Tyres, shopping trolleys and false teeth were among the rubbish cleared from Porirua Harbour’s mudflats as part of a community-police led clean-up effort on December 4.
About 50 police staff and 200 Onslow College students worked on the city side of the harbour in a joint effort by police, Conservation Volunteers New Zealand, Takapuwahia Village Planning Group, and Porirua City Council to collect rubbish from the mudflats.
Starting early, the group spent two hours hauling out rubbish that had been dumped in the harbour.
A shopping trolley, two tyres and a big pile of rubbish was picked up, even including half a set of false teeth.
Kapiti Mana Police sergeant Jonathan Westrupp also got stuck in.

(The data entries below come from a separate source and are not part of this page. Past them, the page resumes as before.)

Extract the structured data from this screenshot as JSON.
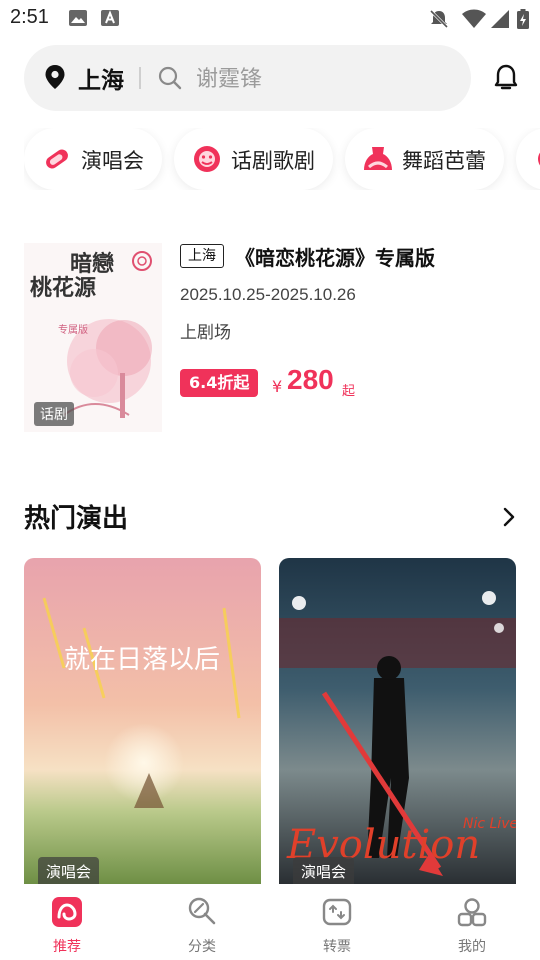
{
  "status_bar": {
    "time": "2:51",
    "icons": [
      "image-icon",
      "text-a-icon",
      "bell-off-icon",
      "wifi-icon",
      "signal-icon",
      "battery-charging-icon"
    ]
  },
  "header": {
    "city": "上海",
    "search_placeholder": "谢霆锋",
    "icons": [
      "location-pin-icon",
      "search-icon",
      "bell-icon"
    ]
  },
  "categories": [
    {
      "label": "演唱会",
      "icon": "microphone-icon"
    },
    {
      "label": "话剧歌剧",
      "icon": "mask-icon"
    },
    {
      "label": "舞蹈芭蕾",
      "icon": "ballet-skirt-icon"
    }
  ],
  "featured": {
    "city_badge": "上海",
    "title": "《暗恋桃花源》专属版",
    "date": "2025.10.25-2025.10.26",
    "venue": "上剧场",
    "discount": "6.4折起",
    "price_symbol": "¥",
    "price": "280",
    "price_suffix": "起",
    "poster_tag": "话剧",
    "poster_text": [
      "暗戀",
      "桃花源",
      "专属版"
    ]
  },
  "hot": {
    "title": "热门演出",
    "cards": [
      {
        "tag": "演唱会",
        "poster_text": "就在日落以后"
      },
      {
        "tag": "演唱会",
        "poster_text": "Evolution",
        "poster_subtext": "Nic Live"
      }
    ]
  },
  "nav": [
    {
      "label": "推荐",
      "icon": "recommend-icon",
      "active": true
    },
    {
      "label": "分类",
      "icon": "category-icon",
      "active": false
    },
    {
      "label": "转票",
      "icon": "ticket-transfer-icon",
      "active": false
    },
    {
      "label": "我的",
      "icon": "profile-icon",
      "active": false
    }
  ],
  "colors": {
    "accent": "#f0325a",
    "search_bg": "#f2f2f2"
  }
}
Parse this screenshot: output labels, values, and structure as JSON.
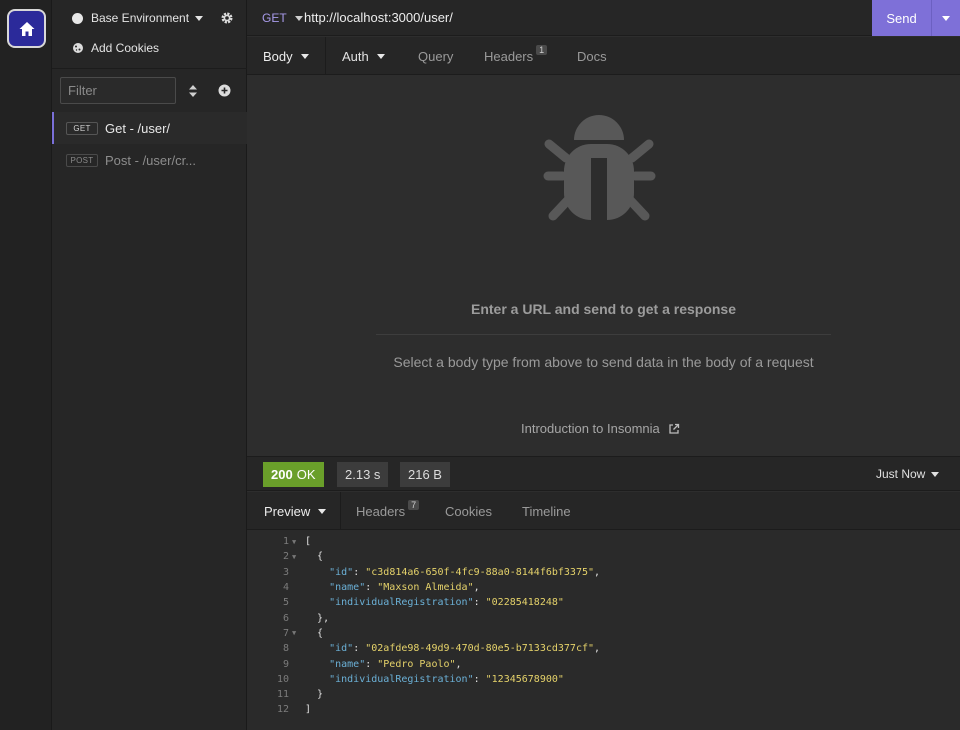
{
  "sidebar": {
    "environment": "Base Environment",
    "cookies_label": "Add Cookies",
    "filter_placeholder": "Filter",
    "requests": [
      {
        "method": "GET",
        "name": "Get - /user/"
      },
      {
        "method": "POST",
        "name": "Post - /user/cr..."
      }
    ]
  },
  "urlbar": {
    "method": "GET",
    "url": "http://localhost:3000/user/",
    "send_label": "Send"
  },
  "request_tabs": {
    "body": "Body",
    "auth": "Auth",
    "query": "Query",
    "headers": "Headers",
    "headers_count": "1",
    "docs": "Docs"
  },
  "request_empty": {
    "title": "Enter a URL and send to get a response",
    "subtitle": "Select a body type from above to send data in the body of a request",
    "intro_link": "Introduction to Insomnia"
  },
  "response": {
    "status_code": "200",
    "status_text": "OK",
    "time": "2.13 s",
    "size": "216 B",
    "when": "Just Now",
    "tabs": {
      "preview": "Preview",
      "headers": "Headers",
      "headers_count": "7",
      "cookies": "Cookies",
      "timeline": "Timeline"
    },
    "lines": [
      {
        "n": "1",
        "fold": true,
        "indent": "",
        "text": "["
      },
      {
        "n": "2",
        "fold": true,
        "indent": "  ",
        "text": "{"
      },
      {
        "n": "3",
        "fold": false,
        "indent": "    ",
        "key": "\"id\"",
        "sep": ": ",
        "val": "\"c3d814a6-650f-4fc9-88a0-8144f6bf3375\"",
        "tail": ","
      },
      {
        "n": "4",
        "fold": false,
        "indent": "    ",
        "key": "\"name\"",
        "sep": ": ",
        "val": "\"Maxson Almeida\"",
        "tail": ","
      },
      {
        "n": "5",
        "fold": false,
        "indent": "    ",
        "key": "\"individualRegistration\"",
        "sep": ": ",
        "val": "\"02285418248\"",
        "tail": ""
      },
      {
        "n": "6",
        "fold": false,
        "indent": "  ",
        "text": "},"
      },
      {
        "n": "7",
        "fold": true,
        "indent": "  ",
        "text": "{"
      },
      {
        "n": "8",
        "fold": false,
        "indent": "    ",
        "key": "\"id\"",
        "sep": ": ",
        "val": "\"02afde98-49d9-470d-80e5-b7133cd377cf\"",
        "tail": ","
      },
      {
        "n": "9",
        "fold": false,
        "indent": "    ",
        "key": "\"name\"",
        "sep": ": ",
        "val": "\"Pedro Paolo\"",
        "tail": ","
      },
      {
        "n": "10",
        "fold": false,
        "indent": "    ",
        "key": "\"individualRegistration\"",
        "sep": ": ",
        "val": "\"12345678900\"",
        "tail": ""
      },
      {
        "n": "11",
        "fold": false,
        "indent": "  ",
        "text": "}"
      },
      {
        "n": "12",
        "fold": false,
        "indent": "",
        "text": "]"
      }
    ]
  },
  "colors": {
    "accent": "#7e70d8",
    "status_ok": "#6a9f2a",
    "json_key": "#6bb0d6",
    "json_string": "#e5d26a"
  }
}
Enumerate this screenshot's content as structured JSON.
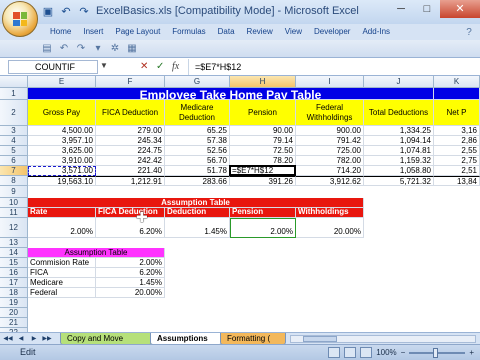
{
  "window": {
    "title": "ExcelBasics.xls  [Compatibility Mode]  -  Microsoft Excel",
    "minimize": "─",
    "maximize": "□",
    "close": "✕"
  },
  "qat": [
    {
      "name": "save-icon",
      "glyph": "💾"
    },
    {
      "name": "undo-icon",
      "glyph": "↶"
    },
    {
      "name": "redo-icon",
      "glyph": "↷"
    }
  ],
  "ribbon": {
    "tabs": [
      "Home",
      "Insert",
      "Page Layout",
      "Formulas",
      "Data",
      "Review",
      "View",
      "Developer",
      "Add-Ins"
    ]
  },
  "formula_bar": {
    "name_box": "COUNTIF",
    "cancel": "✕",
    "enter": "✓",
    "fx": "fx",
    "formula": "=$E7*H$12"
  },
  "columns": [
    "E",
    "F",
    "G",
    "H",
    "I",
    "J",
    "K"
  ],
  "rows": [
    "1",
    "2",
    "3",
    "4",
    "5",
    "6",
    "7",
    "8",
    "9",
    "10",
    "11",
    "12",
    "13",
    "14",
    "15",
    "16",
    "17",
    "18",
    "19",
    "20",
    "21",
    "22"
  ],
  "table": {
    "title": "Employee Take Home Pay Table",
    "headers": [
      "Gross Pay",
      "FICA Deduction",
      "Medicare Deduction",
      "Pension",
      "Federal Withholdings",
      "Total Deductions",
      "Net P"
    ],
    "data": [
      [
        "4,500.00",
        "279.00",
        "65.25",
        "90.00",
        "900.00",
        "1,334.25",
        "3,16"
      ],
      [
        "3,957.10",
        "245.34",
        "57.38",
        "79.14",
        "791.42",
        "1,094.14",
        "2,86"
      ],
      [
        "3,625.00",
        "224.75",
        "52.56",
        "72.50",
        "725.00",
        "1,074.81",
        "2,55"
      ],
      [
        "3,910.00",
        "242.42",
        "56.70",
        "78.20",
        "782.00",
        "1,159.32",
        "2,75"
      ],
      [
        "3,571.00",
        "221.40",
        "51.78",
        "=$E7*H$12",
        "714.20",
        "1,058.80",
        "2,51"
      ],
      [
        "19,563.10",
        "1,212.91",
        "283.66",
        "391.26",
        "3,912.62",
        "5,721.32",
        "13,84"
      ]
    ]
  },
  "assumption_table": {
    "title": "Assumption Table",
    "headers": [
      "Commission Rate",
      "FICA Deduction",
      "Medicare Deduction",
      "Pension",
      "Federal Withholdings"
    ],
    "values": [
      "2.00%",
      "6.20%",
      "1.45%",
      "2.00%",
      "20.00%"
    ]
  },
  "small_table": {
    "title": "Assumption Table",
    "rows": [
      [
        "Commision Rate",
        "2.00%"
      ],
      [
        "FICA",
        "6.20%"
      ],
      [
        "Medicare",
        "1.45%"
      ],
      [
        "Federal",
        "20.00%"
      ]
    ]
  },
  "sheets": [
    {
      "label": "Copy and Move",
      "color": "green"
    },
    {
      "label": "Assumptions",
      "color": "active"
    },
    {
      "label": "Formatting (",
      "color": "orange"
    }
  ],
  "status": {
    "mode": "Edit",
    "zoom": "100%",
    "minus": "−",
    "plus": "+"
  },
  "colors": {
    "title_blue": "#0000e6",
    "header_yellow": "#ffff00",
    "assumption_red": "#e8160e",
    "small_table_magenta": "#ff33ff"
  }
}
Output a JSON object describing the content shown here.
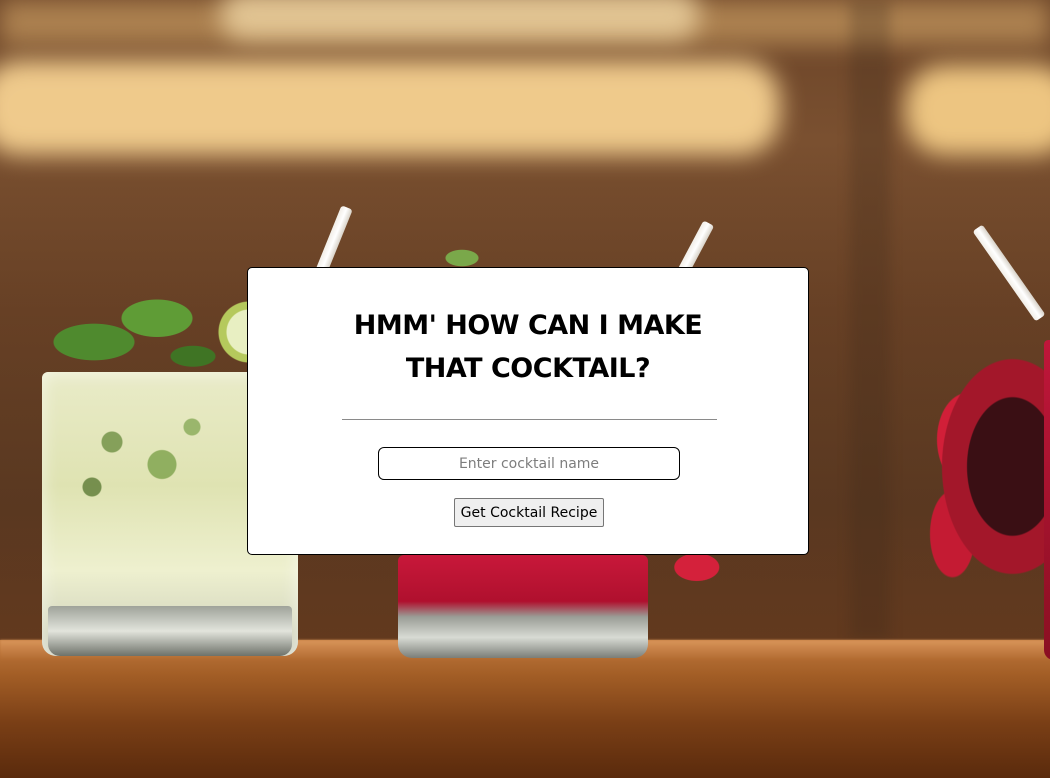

‘‘We had a great morning working with people from the community to help our harbour. It’s a beautiful spot, which makes it really worth the effort to help keep it that way,’’ Westrupp said.
‘‘We will need to come back in the new year with some better equipment to pull out the skip bin that’s stuck out on the mudflats.’’
The council supplied protective clothing and took away the rubbish.
Earlier this year, 59 tyres and 11 road cones were among the ‘‘mega litter’’ collected from Porirua Harbour by volunteers.
Porirua Harbour Strategy coordinator Keith Calder said the tyre situation was particularly unsettling and he was sure the tyres were being thrown into streams and the harbour because people could not be bothered paying the disposal fee at the landfill.
Calder said the 59 tyres brought out of the mud were fewer than the hundreds collected throughout 2009, but he was concerned many of the tyres were new.
Porirua City councillor Bronwyn Kropp, chairwoman of the joint harbour and catchment committee, said she had heard that people tipping out of their waka in the middle of the harbour were stepping on tyres.
Conservation Volunteers regional manager Ed Tregidga, senior sergeant Anita Dixon, council parks manager Olivia Dovey and Ngati Toa board member Evan Hippolite at the clean-up.